People and their pets as well as other companion animals like horses share the same compliment of methicillin-resistant Staphylococcus aureus (MRSA) bacteria. Mark Holmes, senior lecturer in preventive veterinary medicine at the University of Cambridge in England, and colleagues have proven this transfer to be possible for the first time. The research was reported in the May 13, 2014, edition of the journal mBio®.

The researchers sequenced the genomes of 46 strains of methicillin-resistant Staphylococcus aureus from cats and dogs. The samples were collected over four years. Samples of fluids from the animal’s urine, cerebrospinal fluid, nasal discharge, blood, and heart showed the same compliment of MRSA as their human owners.

The development of MRSA in human’s companion animals was found to parallel the development the same strains of MRSA in humans. Human MRSA infections were first found in 1990. A comparison of the MRSA compliment of humans and their pets showed a high level of genetic similarity in the strains of MRSA that infect both animals and people. Transfer of MRSA in animals was also found to occur in veterinary hospitals and kennels. Proximity to an infected human or animal increases the probability that a companion animal will become infected with a strain of MRSA.

The researchers found very little genetic difference between the strains of MRSA that infect companion animals and their owners. This finding indicates little if any evolutionary adaptation of MRSA has occurred in cats and dogs. The development of MRSA is thought to have occurred in humans first due to the overuse of antibiotics and the use of antibiotics in feed for animals that people eat. Similar overuse of antibiotics to treat animals for infections may have added to the development of MRSA in pets.

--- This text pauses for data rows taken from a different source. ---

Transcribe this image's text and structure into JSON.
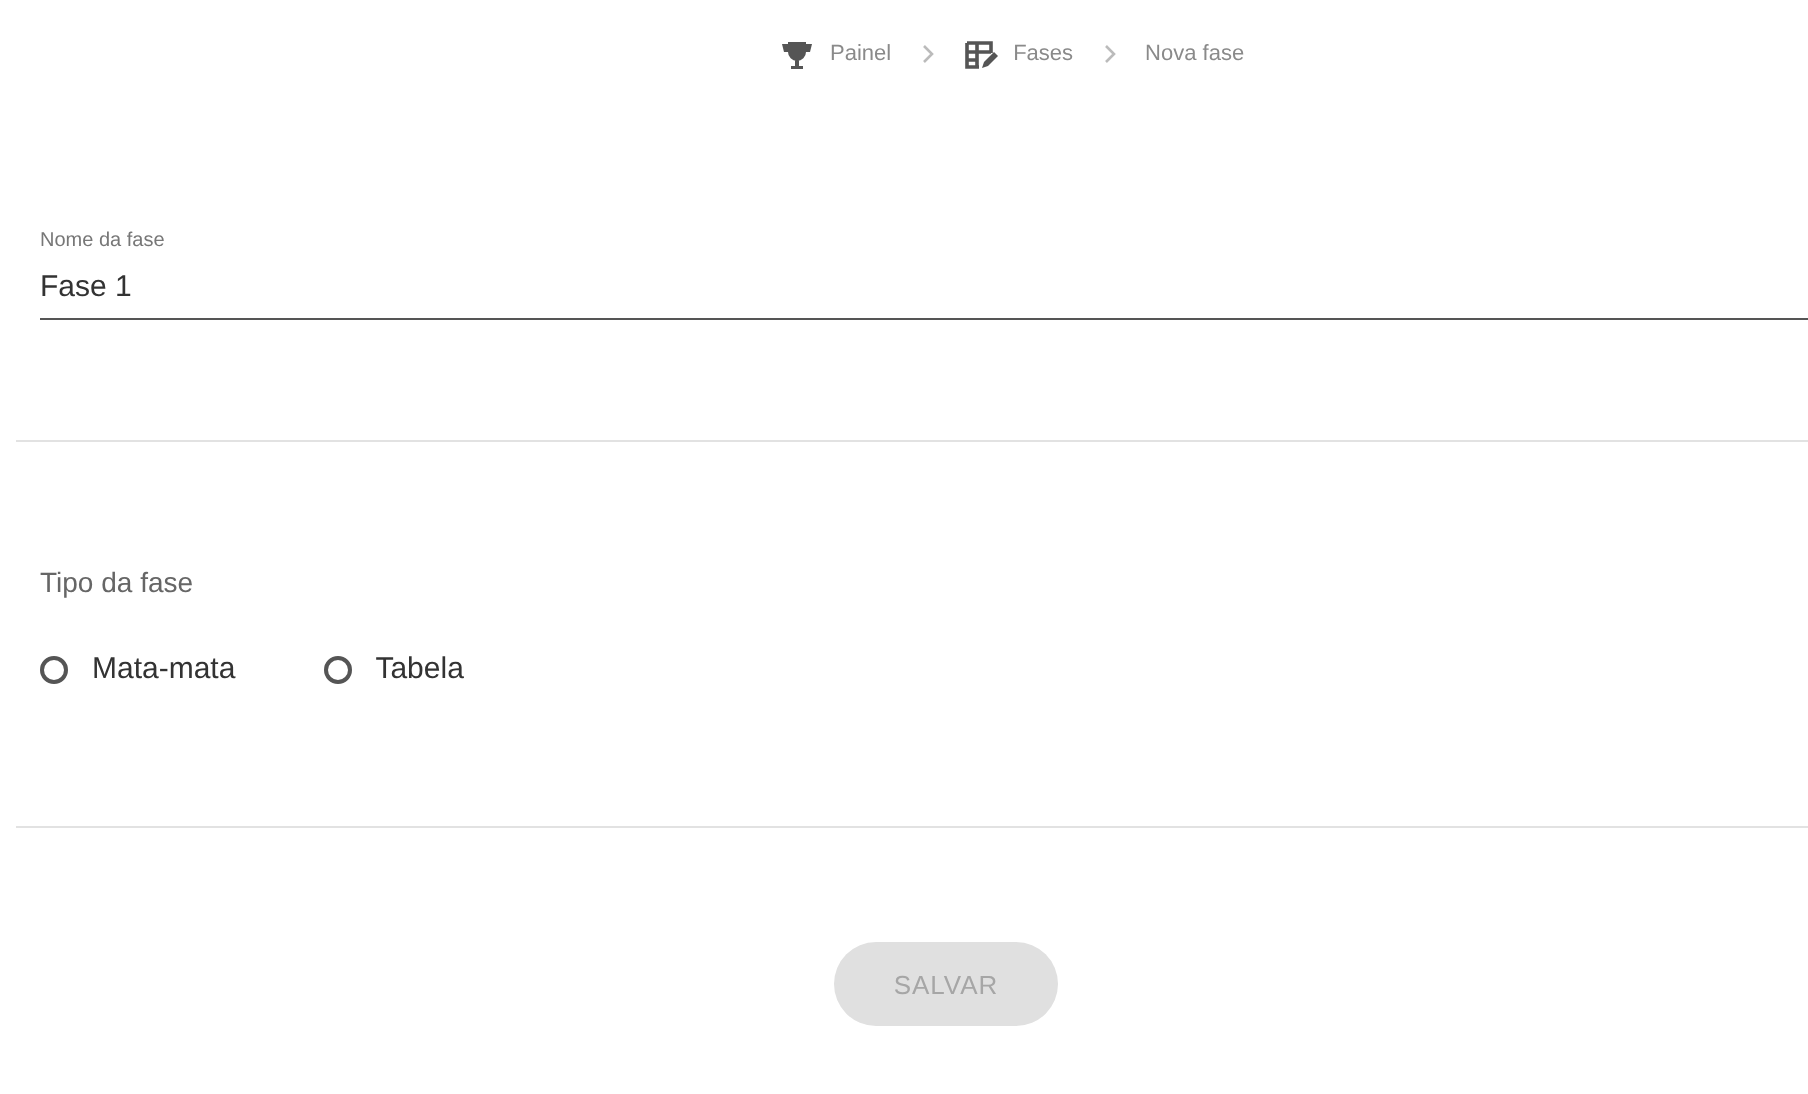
{
  "breadcrumb": [
    {
      "label": "Painel",
      "kind": "trophy"
    },
    {
      "label": "Fases",
      "kind": "table"
    },
    {
      "label": "Nova fase",
      "kind": "current"
    }
  ],
  "name_field": {
    "label": "Nome da fase",
    "value": "Fase 1"
  },
  "phase_type": {
    "label": "Tipo da fase",
    "options": [
      {
        "label": "Mata-mata",
        "selected": false
      },
      {
        "label": "Tabela",
        "selected": false
      }
    ]
  },
  "save_button": {
    "label": "SALVAR",
    "disabled": true
  }
}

The researchers claim that the risk of infection, damage, or death to pets from human MRSA is minimal at present. One advantage that dogs in particular have is their saliva is antiseptic naturally and licking wounds is a dog’s health insurance. The researchers do advise maintaining a regular hygiene routine for your pet to avoid MRSA infection from you or other animals.